The ultimate goal of this project is to complete a film which is both creative, original and of quality.

It is proposed to enter She Moved Through The Fair into film festivals, both in the UK (for example, London or Edinburgh) and abroad (Cannes, Sundance, etc). Currently research is being undertaken to assess the most appropriate festivals.

One possible and a favourable scenario would be that a distributor purchases the film rights to secure a wider release. There is also the option for the rights for the film as a concept to be bought. Both of these scenarios offer the possibility that the film may make a return, and could lead to further development of the project. It is our intention to make the film available digitally via our website for purchase, for streaming and download.

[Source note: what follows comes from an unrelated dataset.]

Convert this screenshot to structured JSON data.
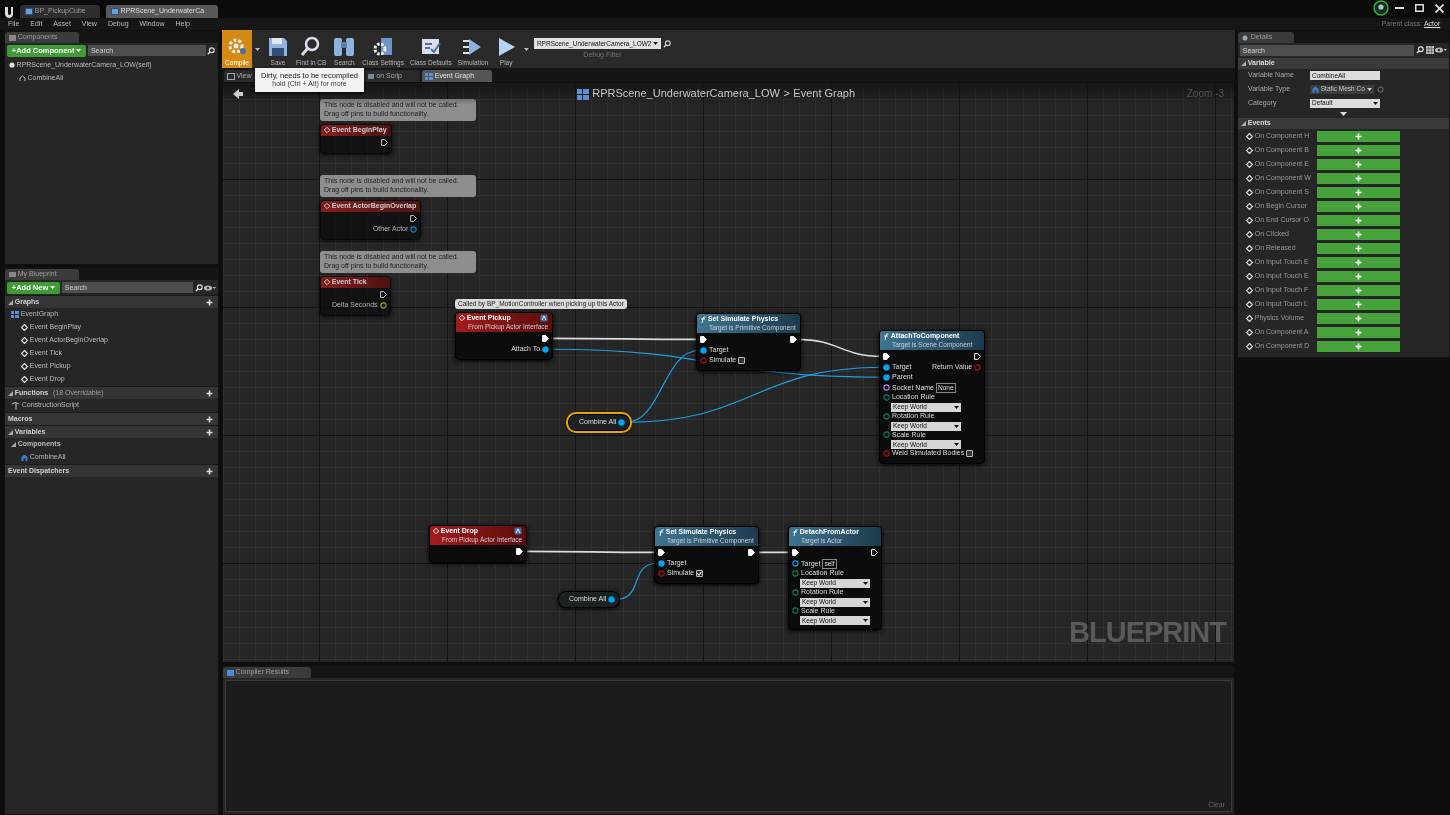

I would not want to suggest a return is guaranteed, which would be wrong. I would, however, wish to confirm that there is always an opportunity that a return may be achieved for sponsors, as a recognition of their contribution.

All of the cast and crew involved in this production have experience in media and the creative arts, and are passionate about creating an original and thought-provoking piece of independent cinema. This will be both a demanding and exciting process, proving that it does not require a significant budget and large studios supported by complex infrastructure to make a compelling film.

Independent cinema is more significant than ever, as technological advances have allowed filmmakers to work outside the traditional studio model. Below are just three examples of acclaimed directors whose first feature films were made on micro-budgets even before the transition to shooting in digital format; their innovation and initiative is an inspiration to us and filmmakers everywhere.

CASE STUDIES

KEVIN SMITH

Multitalented filmmaker Kevin Smith is famous for directing cult classics including Clerks, Chasing Amy and Dogma, as well as inventing the characters Jay and Silent Bob. When he was 23 years old, Smith filmed Clerks at the store where he worked, shooting outside of its opening hours, on a budget of $27,575. He used several friends and family as extras to pad out the cast. Debuting at the 1994 Sundance Film Festival, it joint-won the Filmmakers Trophy, as well as winning two awards at Cannes. After the film was taken up by Miramax Pictures, it went on to gross $3 million in the USA, launching Smith’s career. Regularly appearing on numerous lists of great films, Clerks was named the 4th greatest independent film of all time in 2006 by the famous Empire magazine.

Photo Credit: Luigi Novi

David_lynch_grayscale

DAVID LYNCH

Oscar-nominated director David Lynch is world-famous for films such as The Elephant Man, Dune and Blue Velvet, and TV shows like Twin Peaks. He made his first film, the infamous Eraserhead, on a budget of around $10,000. Production suffered from money shortages and issues with the AFI – whose campus he was using as a location – but Lynch refused to give up, spending years on the project and filming whenever he had enough money. Initially reception was lukewarm; however, after several extensive runs as a ‘midnight movie’ in select cinemas, it soon became a cult hit. In 2004, Eraserhead was preserved in the US Library of Congress as a “culturally, historically or aesthetically significant” film.

399px-Rodriguez,_Robert_(2007)

ROBERT RODRIGUEZ

Director, producer, writer and composer Robert Rodriguez is best known for films such as Sin City, the Spy Kids franchise (including composing the soundtracks and editing the films) and Once Upon A Time In Mexico. He shot his first feature-length movie El Mariachi on a budget of just $7000, aged 23 at the time. Rodriguez was famously cost-efficient, improvising much technical equipment (such as a wheelchair for a dolly!) and using a single camera. To save money he kept in bloopers and rarely shot multiple takes. Despite being a Spanish language film with an amateur cast, Columbia Pictures bought the American distribution rights, starting Rodriguez’s Hollywood career. In 2011 El Mariachi was also added to the Library of Congress due to its significance as a landmark in independent filmmaking.